After a relatively Trek-free opening episode, Maps and Legends indulges in a homecoming of sorts. When Picard’s investigation into Dahj revealing that she made a call to her sister off-world, the retired Admiral realises its time to go back into the black. That means an attempt to re-enlist in Starfleet; the very organisation he resigned from in protest and openly condemned. Needless to say, Picard’s pitch to Admiral Clancy isn’t particularly impressive given that he’s only working off two half-baked theories. That Dhaj was an advanced synthetic lifeform created from remnants of Data’s neural network and that she was killed by a hitherto unknown Romulan organisation known as the Zhat Vash. Which is the kind of conspiracy theory you pick up when you hire former Romulan spies to run your vineyard.
In its favour though, the whole sequence kicks off with a strong sense of fanfare; with The Next Generation theme playing as Picard crosses the threshold and finds himself surrounded by Starfleet officers. But it quickly becomes sombre as Picard realises that he’s little more than a relic to this new generation of crews and scientists. A decorated Admiral and war hero now unrecognised by the fleet in which he once commanded the flagship. Clancy doesn’t hesitate to poke at these insecurities when she rejects his offer to re-join. Accusing him of indulging in delusions to try and reclaim a sense of relevance.
It’s a counter that particularly hurts because it hits at the truth; Picard has after all been experiencing nightmares and mood swings. It takes a visit from a physician and old friend to approve him for space travel and his worst fears. That Picard is indeed suffering from the kind of neurological disorder hinted at back in ‘All Good Things… (the TNG finale). This all adds to a sense of melancholy that was rarely present in TNG. The knowledge that this latest adventure may really be Picard’s last. He’s venturing into the unknown with an uncertainty that Picard has never felt before.

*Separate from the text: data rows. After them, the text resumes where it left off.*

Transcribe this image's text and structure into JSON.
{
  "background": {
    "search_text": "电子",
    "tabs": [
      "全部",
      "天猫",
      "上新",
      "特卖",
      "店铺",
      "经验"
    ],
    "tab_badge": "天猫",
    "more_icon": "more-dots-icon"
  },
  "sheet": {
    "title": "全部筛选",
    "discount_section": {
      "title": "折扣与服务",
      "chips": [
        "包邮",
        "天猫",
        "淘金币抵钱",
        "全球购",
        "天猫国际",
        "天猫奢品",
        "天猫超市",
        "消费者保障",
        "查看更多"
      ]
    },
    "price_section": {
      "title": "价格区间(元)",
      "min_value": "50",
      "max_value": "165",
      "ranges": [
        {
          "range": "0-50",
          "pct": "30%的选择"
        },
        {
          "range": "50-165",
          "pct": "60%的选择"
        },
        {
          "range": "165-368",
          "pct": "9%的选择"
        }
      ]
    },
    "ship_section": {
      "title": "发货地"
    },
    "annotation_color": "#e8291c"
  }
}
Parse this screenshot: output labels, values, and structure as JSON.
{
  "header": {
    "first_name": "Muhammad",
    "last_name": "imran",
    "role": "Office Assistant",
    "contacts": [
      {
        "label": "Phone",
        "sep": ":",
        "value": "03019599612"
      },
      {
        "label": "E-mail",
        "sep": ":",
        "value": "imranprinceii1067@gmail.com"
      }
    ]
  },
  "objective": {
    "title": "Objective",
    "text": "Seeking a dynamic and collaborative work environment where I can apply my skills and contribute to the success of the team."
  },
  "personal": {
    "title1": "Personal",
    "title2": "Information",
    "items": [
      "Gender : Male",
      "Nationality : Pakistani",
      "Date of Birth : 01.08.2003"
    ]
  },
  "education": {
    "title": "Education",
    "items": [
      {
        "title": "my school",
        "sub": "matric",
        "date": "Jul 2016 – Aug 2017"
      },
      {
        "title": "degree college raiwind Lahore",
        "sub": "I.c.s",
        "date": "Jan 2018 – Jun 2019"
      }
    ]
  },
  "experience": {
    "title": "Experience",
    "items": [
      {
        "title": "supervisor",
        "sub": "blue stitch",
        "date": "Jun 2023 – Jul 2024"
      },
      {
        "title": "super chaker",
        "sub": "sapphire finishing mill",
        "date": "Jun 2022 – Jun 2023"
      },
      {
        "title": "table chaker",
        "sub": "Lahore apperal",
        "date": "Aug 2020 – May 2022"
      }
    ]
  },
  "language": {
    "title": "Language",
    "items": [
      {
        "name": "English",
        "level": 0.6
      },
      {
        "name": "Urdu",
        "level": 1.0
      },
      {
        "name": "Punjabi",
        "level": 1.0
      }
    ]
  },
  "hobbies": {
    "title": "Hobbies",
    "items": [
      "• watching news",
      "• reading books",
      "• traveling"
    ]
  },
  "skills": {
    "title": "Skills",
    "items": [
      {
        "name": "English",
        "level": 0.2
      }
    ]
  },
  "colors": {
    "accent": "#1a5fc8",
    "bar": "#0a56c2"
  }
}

For now, though the episode remains in familiar, if still uncomfortable territory. A considerable amount of the episode is spent on board the derelict Borg Cube glimpsed last episode. Here we are in the company of Dhaj’s sister Sori; specifically, her identical twin sister as synthetics of Dahj’s type were conveniently created in pairs. There’s little noticeable difference between the two characters but for the time being Sori comes across as less of a panicked wreck. Like her sister she seems largely unaware that she’s synthetic but is more certain of herself. While Dahj was on the cusp of finding her purpose Sori is firmly established in hers: studying the remains of long-dead drones with a combination of analytical professionalism and human compassion.
While clearly more than an un-activated synth sleeper agent she’s still subject to impulsive actions. Which is why her opening scene this episode shows her in bed with Harry Treadaway as Narek; a member of the Romulan senior staff who in fact own the cube. Now I’m no prude and Narek, as mentioned, is played by Harry Treadaway, so I see the appeal. But from a story-telling perspective hooking Sori and Narek up this quickly feels like Picard again trying to rush through its plotting. When a real relationship, built on shared interests and compassions is far more narratively rich to pull the ‘Sleeping with the Enemy’ twist on. Because Narek is so obviously going to betray her that his meeting with a Starfleet double agent feel more like espionage script box checking than an unexpected reveal.
After an action-packed opening ‘Maps and Legends’ largely concerns itself with careful set-up and exposition. Crucially though none of it though is boring. A flashback to the synth attack on Mars crams enough character into a short space of time to give the event a strong tragic weight. Picard’s investigation into Dahj allows us to learn more about his housekeepers Laris and Zhaban, who are fun and witty enough to carry the scenes. Even the world-building aboard the cube has a sinister sense of intrigue running throughout. Whatever Picard intends to be its clearly something that its still building towards. However, this episode demonstrates that it has the tools to get there, all it needs now is the right momentum to…well, engage.
Picard is available to stream from Amazon Prime UK